:: Exercise directions ::
Please copy out the lines in the entries that contain "content".

:: Material provided ::
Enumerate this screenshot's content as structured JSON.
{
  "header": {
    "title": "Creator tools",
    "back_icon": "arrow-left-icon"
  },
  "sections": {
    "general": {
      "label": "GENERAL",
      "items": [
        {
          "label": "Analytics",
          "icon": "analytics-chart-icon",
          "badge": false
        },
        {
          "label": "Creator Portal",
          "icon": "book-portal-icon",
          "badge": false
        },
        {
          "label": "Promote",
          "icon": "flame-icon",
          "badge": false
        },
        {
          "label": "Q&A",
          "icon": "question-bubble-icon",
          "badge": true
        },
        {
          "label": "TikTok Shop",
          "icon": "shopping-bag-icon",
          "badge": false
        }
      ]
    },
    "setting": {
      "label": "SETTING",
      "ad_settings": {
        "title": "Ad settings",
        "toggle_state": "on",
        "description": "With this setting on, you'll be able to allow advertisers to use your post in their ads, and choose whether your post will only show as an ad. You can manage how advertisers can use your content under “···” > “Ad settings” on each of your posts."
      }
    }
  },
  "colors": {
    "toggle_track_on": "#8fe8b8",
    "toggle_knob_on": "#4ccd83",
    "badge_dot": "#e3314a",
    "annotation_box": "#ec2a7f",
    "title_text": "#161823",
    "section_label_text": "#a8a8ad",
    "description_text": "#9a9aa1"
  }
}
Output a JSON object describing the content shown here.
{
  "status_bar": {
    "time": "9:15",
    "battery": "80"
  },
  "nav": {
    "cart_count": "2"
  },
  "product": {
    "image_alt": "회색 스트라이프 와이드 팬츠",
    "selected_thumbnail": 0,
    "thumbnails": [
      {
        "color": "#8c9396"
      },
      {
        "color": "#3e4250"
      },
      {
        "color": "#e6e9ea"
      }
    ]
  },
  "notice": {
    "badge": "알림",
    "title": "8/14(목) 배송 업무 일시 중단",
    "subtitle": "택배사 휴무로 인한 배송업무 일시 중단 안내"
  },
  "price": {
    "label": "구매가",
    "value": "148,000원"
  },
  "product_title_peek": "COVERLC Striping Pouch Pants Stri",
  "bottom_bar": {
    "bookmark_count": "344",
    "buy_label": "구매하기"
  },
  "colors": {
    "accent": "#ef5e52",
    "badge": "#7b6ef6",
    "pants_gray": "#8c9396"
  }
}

:: Exercise response ::
Enumerate this screenshot's content as structured JSON.
        "description": "With this setting on, you'll be able to allow advertisers to use your post in their ads, and choose whether your post will only show as an ad. You can manage how advertisers can use your content under “···” > “Ad settings” on each of your posts."
Output a JSON object describing the content shown here.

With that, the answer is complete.